(Records from a collection)
◆ ◆ ◆ ◆ ◆ ◆ ◆

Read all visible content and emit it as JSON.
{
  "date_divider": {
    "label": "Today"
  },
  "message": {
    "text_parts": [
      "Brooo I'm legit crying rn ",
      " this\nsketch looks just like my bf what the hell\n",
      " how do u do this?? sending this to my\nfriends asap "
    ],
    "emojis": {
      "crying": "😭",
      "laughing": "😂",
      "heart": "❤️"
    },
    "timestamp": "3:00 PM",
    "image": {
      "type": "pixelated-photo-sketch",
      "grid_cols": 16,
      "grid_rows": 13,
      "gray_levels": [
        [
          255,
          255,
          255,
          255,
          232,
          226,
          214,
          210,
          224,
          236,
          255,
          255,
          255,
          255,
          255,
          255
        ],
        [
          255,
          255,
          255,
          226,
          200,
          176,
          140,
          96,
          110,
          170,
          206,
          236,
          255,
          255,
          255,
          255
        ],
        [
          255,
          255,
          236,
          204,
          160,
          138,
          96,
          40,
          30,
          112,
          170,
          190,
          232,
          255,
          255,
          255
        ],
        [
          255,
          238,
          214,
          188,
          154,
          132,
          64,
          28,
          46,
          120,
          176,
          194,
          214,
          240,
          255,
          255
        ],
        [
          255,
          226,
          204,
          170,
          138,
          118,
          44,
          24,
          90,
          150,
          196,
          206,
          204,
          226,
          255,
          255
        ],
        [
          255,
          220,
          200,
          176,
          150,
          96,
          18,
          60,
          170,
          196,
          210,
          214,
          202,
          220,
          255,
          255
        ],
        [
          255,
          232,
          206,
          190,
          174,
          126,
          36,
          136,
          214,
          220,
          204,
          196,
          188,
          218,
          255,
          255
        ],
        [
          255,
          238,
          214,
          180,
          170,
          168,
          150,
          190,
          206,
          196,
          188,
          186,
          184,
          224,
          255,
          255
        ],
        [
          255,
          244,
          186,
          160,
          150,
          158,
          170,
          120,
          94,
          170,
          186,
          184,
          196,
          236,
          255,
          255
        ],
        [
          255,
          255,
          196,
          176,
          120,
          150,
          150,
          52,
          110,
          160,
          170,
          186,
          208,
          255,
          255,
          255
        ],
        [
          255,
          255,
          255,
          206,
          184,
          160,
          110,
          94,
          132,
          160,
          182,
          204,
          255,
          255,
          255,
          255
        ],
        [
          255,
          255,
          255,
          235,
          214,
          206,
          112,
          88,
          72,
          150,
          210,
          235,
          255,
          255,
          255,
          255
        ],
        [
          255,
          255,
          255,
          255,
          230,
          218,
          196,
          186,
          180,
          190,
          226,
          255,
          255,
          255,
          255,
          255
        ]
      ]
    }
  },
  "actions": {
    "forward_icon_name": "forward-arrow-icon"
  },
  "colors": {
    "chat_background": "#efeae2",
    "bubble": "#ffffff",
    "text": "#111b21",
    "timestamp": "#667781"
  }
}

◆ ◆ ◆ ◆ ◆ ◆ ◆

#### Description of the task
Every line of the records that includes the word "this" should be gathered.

#### Answer below
      " this\nsketch looks just like my bf what the hell\n",
      " how do u do this?? sending this to my\nfriends asap "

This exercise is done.